A Parliamentary Scholar speaks - Dr Nitisha Patel
21 February, 2019
Dr Nitisha Patel, an ST6 Child and Adolescent Psychiatry trainee at SWLSTG, and currently a Medical Education Fellow at ELFT, is one of the College’s Parliamentary scholars.
In this blog, Nitisha talks about her experiences in the role.
Becoming a Parliamentary scholar
As I clicked through the numerous work emails I had accumulated over the past day, one caught my eye from a colleague – a link to the RCPsych Parliamentary Scholar Programme.
Dr Paul Lomax had been a scholar that year and had sent out an email to all of the SpRs in my trust encouraging us to apply, as he had thoroughly enjoyed his time on the scheme. ‘Why not?’ I thought…
Ready, steady, go…wait, stop
I was raring to go. The powers of Westminster, however, had other ideas. It takes a little while to get up and running on the IT systems, and to get an ID pass - essential for wandering the corridors of the Houses of Parliament.
However after all the necessary checks were done, I was given my security badge and my new parliament email address (very exciting!).
I had been paired with Baroness Tyler of Enfield; she is a Liberal Democrat peer with a particular interest in children and adolescents’ mental health, and social care. She is not only extremely efficient and hardworking, but also incredibly affable; I was sure we were a good match.

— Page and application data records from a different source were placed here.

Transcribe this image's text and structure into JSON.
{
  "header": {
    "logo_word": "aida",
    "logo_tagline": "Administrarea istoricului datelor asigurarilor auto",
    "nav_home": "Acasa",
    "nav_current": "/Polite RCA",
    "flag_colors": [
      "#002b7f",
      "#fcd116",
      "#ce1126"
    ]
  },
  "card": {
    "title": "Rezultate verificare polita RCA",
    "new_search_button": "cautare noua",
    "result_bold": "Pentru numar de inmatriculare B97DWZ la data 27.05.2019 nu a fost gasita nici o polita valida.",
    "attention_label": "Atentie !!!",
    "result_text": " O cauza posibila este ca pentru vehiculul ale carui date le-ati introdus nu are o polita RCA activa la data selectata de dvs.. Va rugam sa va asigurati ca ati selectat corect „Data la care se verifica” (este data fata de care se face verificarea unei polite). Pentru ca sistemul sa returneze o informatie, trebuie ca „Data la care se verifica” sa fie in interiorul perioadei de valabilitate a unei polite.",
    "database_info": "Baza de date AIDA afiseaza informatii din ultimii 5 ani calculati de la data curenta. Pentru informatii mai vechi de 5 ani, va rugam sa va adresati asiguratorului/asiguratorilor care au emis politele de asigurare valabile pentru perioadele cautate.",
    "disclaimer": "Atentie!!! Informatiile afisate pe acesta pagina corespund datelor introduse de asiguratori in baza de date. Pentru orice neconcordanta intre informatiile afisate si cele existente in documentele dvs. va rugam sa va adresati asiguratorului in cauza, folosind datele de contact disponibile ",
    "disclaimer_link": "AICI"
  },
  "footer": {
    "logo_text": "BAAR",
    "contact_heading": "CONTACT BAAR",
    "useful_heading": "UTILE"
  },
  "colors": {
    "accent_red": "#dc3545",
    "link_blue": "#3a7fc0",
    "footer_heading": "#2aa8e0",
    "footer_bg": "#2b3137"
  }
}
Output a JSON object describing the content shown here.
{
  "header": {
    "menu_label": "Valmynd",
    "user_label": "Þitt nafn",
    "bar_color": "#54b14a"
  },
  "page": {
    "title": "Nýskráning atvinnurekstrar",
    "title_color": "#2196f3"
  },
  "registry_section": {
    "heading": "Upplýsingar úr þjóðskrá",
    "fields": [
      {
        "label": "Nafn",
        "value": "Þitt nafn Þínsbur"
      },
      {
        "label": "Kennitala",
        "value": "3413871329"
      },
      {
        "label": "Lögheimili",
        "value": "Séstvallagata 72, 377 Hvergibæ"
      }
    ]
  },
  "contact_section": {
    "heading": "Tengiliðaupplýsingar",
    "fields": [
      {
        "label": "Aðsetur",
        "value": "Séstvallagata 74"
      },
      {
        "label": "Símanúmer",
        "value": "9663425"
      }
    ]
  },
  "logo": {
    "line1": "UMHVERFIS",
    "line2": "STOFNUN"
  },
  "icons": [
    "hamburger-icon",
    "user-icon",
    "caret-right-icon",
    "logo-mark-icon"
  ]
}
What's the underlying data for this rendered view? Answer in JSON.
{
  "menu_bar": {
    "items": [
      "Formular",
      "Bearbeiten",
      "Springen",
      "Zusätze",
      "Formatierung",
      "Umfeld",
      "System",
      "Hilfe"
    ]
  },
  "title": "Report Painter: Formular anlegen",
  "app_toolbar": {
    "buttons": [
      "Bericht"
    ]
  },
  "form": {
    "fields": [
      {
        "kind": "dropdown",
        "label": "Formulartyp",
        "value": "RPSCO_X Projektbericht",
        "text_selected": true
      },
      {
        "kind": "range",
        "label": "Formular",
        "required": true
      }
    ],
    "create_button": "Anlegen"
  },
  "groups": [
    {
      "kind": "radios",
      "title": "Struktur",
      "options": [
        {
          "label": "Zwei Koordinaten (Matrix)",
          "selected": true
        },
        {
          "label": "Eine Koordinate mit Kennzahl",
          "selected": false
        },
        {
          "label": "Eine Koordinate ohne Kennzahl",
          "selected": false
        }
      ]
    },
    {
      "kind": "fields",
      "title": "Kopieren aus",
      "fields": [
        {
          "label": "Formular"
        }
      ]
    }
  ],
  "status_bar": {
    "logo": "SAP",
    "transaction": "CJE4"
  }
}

Every day at Westminster (or 1 Millbank to be precise) is different.
Often, Baroness Tyler will have emailed a variety of press releases during the week that I am to go through, picking out key statistics and statements that will go on to form an article for the Lib Dem Voice, or a speech for the House of Lords, for example.
I am often sent embargoed copies of reports and am asked to think of a response in case Baroness Tyler needs to respond on behalf of the party; however I am now au fait with researching a topic in depth, only for the entire focus of the day to change to something more urgent!
One of my roles is to provide briefings for Baroness Tyler on topics for written/oral questions which are posed to the Minister for Health in the Lords, and it is thrilling to watch her deliver these in Parliament.
I have also been given a number of opportunities to attend meetings; the All Party Parliamentary Group on Mental Health discussed the recent NHS long term plan in February 2019, and Baroness Tyler was able to put questions we had raised in the House of Lords in January to Claire Murdoch, the NHS national director for mental health. It is truly rewarding to see how my clinical perspective can form the basis of arguments made in Parliament.
Opportunities not to be missed
Although my start was halted by some bureaucracy, I am getting into the full swing of how Parliament works. I know there are still plenty of opportunities to come and I am relishing the chance to get involved in all that I can.
Being a Parliamentary Scholar has allowed me to understand how policy can be influenced. An important lesson I have learnt is that although most questions are not given a direct reply, repeatedly asking the same thing is a foot in the door.
I am grateful for being given this opportunity by RCPsych, Baroness Hollins who initiated the scheme, and to Baroness Tyler who is not only fascinating to work with but has the patience to endure my ever-changing timetable!
This blog was originally published as part of the February 2019 eNewsletter.